El Cerrito celebrates Martin Luther King Jr. Day with parade, gathering
El Cerrito held its 12th Martin Luther King Jr. parade Jan. 15, as children and their families, church members, elected officials, Kennedy High band members, clubs and organizations, police, firefighters and neighbors marched under sunny skies.
The parade was followed by performances and speeches at the Community Center.
Guest speaker Shareef Nasir of Contra Costa College called on those gathered to carry on the legacy of Dr. King by having "the strength to do what's right."
Nasir said we must all challenge ourselves to do what we can to fight social injustice and help others in any way we can.
"It doesn't matter who you are. It doesn't matter what color you are. It doesn't matter what color the other person is."
Nasir particularly noted the challenges young people face -- the images of sexual exploitation in rap music, drop out and pregnancy rates, people who think "it's cool to be anti-intellectual."
Nasir says he has 19 and 20 year old students who can't read.
"We have to ask: What are we not doing? It's so easy to blame TV . . . Young people, we have to accept the responsibility."
"Read every day. Write every day. Do math every day. Learn how to talk every day."
Mayor Larry Damon said King's dream must be kept alive with both special events and everyday acts such as saying hello, shaking hands and smiling -- "in every action and interaction."
County Supervisor John Gioia noted that El Cerrito's was one of many celebrations worldwide. Through the Internet he learned of events such as a poetry and essay reading in England; readings and a dessert potluck in Alaska; the establishment of a youth center in Aberdeen, South Dakota; a play at a Michigan university about a hypothetical meeting between Malcolm X and Dr. King; and, in Atlanta, an effort to feed the hungry, with Webvan donating cookie dough for volunteers to bake and bring back to serve.
Gioia ended with a quote from King's "Letter from Birmingham Jail":
"I am cognizant of the interrelatedness of all communities and states. I cannot sit idly by in Atlanta and not be concerned about what happens in Birmingham. Injustice anywhere is a threat to justice everywhere. We are caught in an inescapable network of mutuality, tied in a single garment of destiny. Whatever affects one directly, affects all indirectly. Never again can we afford to live with the narrow, provincial "outside agitator" idea. Anyone who lives inside the United States can never be considered an outsider anywhere within its bounds."
Entertainers included the Fantastic Steppers form the South Berkeley Senior Center and praise dancer/signer Tonnette Polk of Castlemont High School.
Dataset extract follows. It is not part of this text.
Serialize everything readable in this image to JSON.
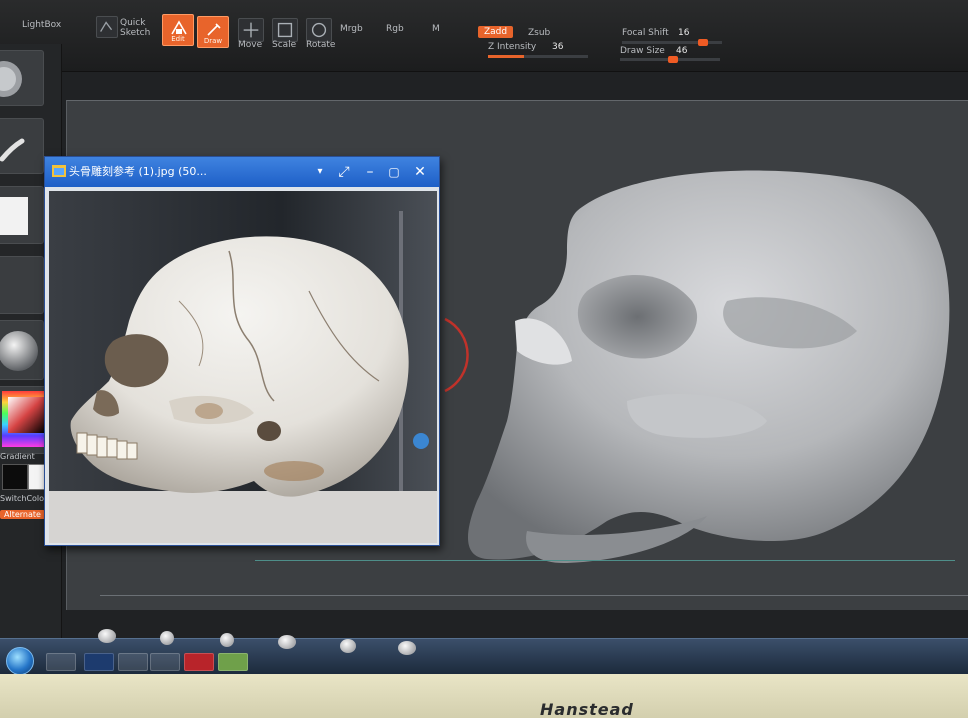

Participants in the parade and celebration included St. Peter CME Church; Damon, Gina Brusatori, Janet Abelson and Kathie Perka of the City Council; the El Cerrito police and fire departments; the California Highway Patrol; students and staff from Castro and Harding elementary schools; the Contra Costa Chapter of the Japanese American Citizens League; the United Farm Workers; Davis Chapel CME Church in Richmond and Phillips Temple Church in Berkeley; the El Cerrito Democratic Club; the NAACP; the El Cerrito Human Relations Commission; the Sierra Club; and, Laurel Park neighborhood association.
St. Peter Church, the El Cerrito NAACP and Human Relations Commission co-chaired the event. Patricia Durham was parade marshal and Vanda Jones created an informational "Traveling Reality African-American Museum Display" which was posted on the walls of the Community Center.
Run dates: 2001-01-15 - 2001-02-07